Task item
In the records, find every line with the word "icon" and copy it out.

START Source records

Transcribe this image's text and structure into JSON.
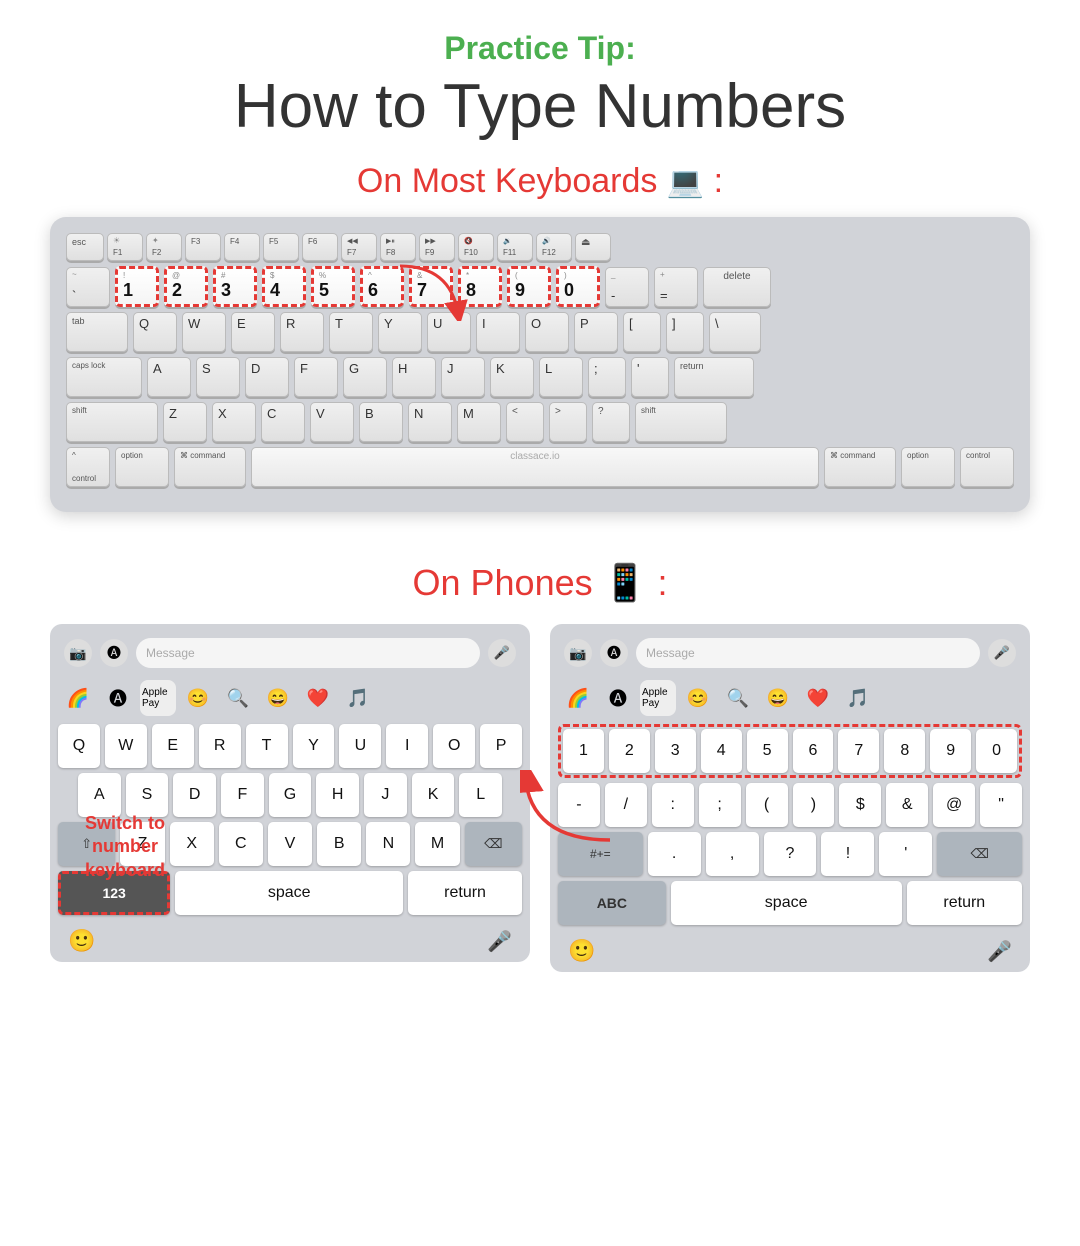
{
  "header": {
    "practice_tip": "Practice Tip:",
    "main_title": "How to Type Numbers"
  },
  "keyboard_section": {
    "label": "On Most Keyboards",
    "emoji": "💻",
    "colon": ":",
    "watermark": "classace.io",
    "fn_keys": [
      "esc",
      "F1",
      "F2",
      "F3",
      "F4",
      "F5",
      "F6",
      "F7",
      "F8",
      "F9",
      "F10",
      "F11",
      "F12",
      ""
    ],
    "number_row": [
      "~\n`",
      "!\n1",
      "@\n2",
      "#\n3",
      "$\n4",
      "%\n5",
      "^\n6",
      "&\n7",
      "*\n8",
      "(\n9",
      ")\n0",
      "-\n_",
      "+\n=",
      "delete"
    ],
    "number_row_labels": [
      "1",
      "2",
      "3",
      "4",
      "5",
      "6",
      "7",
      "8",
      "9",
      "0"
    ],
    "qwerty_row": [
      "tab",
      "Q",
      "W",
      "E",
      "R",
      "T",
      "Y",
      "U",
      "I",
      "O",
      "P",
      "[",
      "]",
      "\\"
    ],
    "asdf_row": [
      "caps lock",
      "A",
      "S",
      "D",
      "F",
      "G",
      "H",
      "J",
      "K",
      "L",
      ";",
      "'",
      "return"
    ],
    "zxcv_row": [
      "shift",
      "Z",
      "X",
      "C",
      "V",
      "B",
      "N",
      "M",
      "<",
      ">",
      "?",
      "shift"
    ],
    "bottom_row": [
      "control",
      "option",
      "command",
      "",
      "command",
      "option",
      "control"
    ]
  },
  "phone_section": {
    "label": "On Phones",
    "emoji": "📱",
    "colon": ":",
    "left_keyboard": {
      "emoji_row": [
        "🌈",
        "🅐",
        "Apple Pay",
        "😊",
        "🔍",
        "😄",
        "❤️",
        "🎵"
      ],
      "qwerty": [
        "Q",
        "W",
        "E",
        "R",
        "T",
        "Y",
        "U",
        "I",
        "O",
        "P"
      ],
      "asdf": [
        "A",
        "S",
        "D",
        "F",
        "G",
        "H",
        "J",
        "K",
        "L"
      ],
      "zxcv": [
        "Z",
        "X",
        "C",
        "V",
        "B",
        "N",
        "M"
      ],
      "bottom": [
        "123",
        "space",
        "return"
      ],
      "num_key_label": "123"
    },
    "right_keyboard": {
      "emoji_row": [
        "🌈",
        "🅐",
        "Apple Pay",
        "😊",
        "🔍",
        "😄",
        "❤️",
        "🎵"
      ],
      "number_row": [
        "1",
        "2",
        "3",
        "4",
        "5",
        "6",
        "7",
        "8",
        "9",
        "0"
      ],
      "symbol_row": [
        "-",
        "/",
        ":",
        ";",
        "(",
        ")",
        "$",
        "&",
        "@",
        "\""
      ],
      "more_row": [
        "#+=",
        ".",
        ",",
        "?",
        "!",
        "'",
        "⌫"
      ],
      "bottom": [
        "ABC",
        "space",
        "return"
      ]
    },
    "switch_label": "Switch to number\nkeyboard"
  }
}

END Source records
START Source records

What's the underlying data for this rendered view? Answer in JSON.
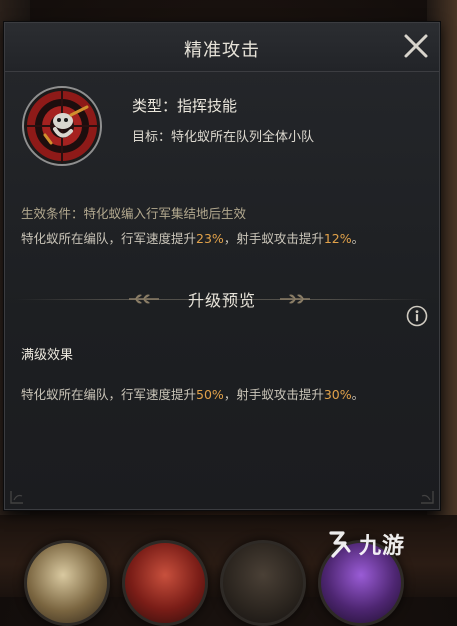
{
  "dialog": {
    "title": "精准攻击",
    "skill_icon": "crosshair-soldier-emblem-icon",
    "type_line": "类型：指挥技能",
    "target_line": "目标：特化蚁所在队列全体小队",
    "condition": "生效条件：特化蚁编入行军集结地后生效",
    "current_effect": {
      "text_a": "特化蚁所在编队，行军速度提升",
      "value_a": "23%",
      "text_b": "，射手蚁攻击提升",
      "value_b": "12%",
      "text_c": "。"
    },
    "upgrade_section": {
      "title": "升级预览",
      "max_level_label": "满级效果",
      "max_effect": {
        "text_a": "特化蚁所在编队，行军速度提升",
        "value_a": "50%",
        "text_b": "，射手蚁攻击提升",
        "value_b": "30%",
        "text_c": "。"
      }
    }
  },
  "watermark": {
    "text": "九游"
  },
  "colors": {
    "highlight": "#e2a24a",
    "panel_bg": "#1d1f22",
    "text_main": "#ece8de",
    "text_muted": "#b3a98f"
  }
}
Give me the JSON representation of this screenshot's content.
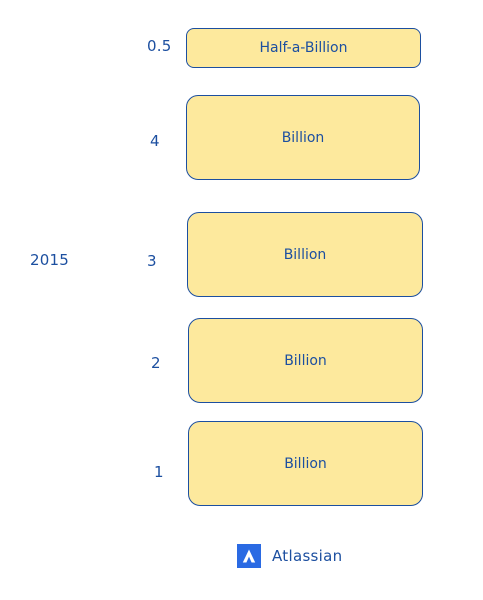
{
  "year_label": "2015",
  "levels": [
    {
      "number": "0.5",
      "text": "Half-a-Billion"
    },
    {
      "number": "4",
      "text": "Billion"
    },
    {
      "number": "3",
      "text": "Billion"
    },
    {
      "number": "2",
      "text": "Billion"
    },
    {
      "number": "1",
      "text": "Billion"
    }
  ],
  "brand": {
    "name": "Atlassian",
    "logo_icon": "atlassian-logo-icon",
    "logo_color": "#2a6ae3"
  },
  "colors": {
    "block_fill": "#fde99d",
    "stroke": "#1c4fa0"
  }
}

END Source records

Answer to this problem
    "skill_icon": "crosshair-soldier-emblem-icon",
    "logo_icon": "atlassian-logo-icon",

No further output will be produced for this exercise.